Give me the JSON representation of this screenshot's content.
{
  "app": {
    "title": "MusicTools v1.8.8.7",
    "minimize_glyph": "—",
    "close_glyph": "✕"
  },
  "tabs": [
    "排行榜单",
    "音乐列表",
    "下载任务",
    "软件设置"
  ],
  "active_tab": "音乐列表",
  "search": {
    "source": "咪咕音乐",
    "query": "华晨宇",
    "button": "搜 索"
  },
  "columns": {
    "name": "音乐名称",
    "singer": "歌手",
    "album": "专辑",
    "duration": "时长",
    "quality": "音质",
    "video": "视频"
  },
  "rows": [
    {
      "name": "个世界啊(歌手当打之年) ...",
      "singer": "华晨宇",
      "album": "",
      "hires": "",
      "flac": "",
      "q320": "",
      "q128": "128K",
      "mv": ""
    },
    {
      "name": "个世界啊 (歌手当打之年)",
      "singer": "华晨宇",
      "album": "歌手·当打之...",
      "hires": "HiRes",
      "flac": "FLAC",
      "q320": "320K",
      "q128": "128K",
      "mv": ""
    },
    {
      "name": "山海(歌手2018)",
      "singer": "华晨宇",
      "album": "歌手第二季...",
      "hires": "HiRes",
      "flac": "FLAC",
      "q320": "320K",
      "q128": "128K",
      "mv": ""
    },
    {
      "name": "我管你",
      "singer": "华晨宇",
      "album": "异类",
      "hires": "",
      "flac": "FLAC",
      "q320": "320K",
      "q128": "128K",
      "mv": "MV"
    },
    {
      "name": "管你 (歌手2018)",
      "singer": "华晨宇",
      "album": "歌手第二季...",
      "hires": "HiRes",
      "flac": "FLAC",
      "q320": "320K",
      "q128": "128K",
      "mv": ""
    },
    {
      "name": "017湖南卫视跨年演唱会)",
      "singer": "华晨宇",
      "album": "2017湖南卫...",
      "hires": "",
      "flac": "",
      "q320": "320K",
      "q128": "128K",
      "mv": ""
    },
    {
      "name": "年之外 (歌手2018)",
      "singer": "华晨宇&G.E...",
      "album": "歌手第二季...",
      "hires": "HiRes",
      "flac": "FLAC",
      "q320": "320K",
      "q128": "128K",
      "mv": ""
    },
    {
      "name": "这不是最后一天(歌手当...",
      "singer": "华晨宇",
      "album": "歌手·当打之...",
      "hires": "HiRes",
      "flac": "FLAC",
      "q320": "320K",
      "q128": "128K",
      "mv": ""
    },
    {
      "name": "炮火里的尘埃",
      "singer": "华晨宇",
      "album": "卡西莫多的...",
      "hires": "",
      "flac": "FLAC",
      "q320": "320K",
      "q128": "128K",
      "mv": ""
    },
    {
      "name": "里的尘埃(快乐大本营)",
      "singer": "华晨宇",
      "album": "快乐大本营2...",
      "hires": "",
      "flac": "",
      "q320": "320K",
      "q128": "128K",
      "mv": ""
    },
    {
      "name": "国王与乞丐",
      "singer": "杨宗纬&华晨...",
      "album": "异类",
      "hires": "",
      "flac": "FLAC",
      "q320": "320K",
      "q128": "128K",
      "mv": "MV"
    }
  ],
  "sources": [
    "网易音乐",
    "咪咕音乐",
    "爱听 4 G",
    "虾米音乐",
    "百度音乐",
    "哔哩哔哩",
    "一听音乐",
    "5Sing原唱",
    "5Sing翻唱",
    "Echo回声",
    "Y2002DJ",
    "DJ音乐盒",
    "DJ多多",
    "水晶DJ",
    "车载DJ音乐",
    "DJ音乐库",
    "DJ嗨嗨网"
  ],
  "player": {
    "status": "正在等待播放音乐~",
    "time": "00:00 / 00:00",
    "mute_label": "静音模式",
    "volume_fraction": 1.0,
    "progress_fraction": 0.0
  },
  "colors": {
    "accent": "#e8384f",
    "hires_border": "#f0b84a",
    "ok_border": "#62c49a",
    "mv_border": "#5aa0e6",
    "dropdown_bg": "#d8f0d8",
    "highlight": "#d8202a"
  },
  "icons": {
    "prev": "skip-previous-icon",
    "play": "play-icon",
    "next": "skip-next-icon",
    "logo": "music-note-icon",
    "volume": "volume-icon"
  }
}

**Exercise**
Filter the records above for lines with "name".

**Result of the task**
    "name": "音乐名称",
      "name": "个世界啊(歌手当打之年) ...",
      "name": "个世界啊 (歌手当打之年)",
      "name": "山海(歌手2018)",
      "name": "我管你",
      "name": "管你 (歌手2018)",
      "name": "017湖南卫视跨年演唱会)",
      "name": "年之外 (歌手2018)",
      "name": "这不是最后一天(歌手当...",
      "name": "炮火里的尘埃",
      "name": "里的尘埃(快乐大本营)",
      "name": "国王与乞丐",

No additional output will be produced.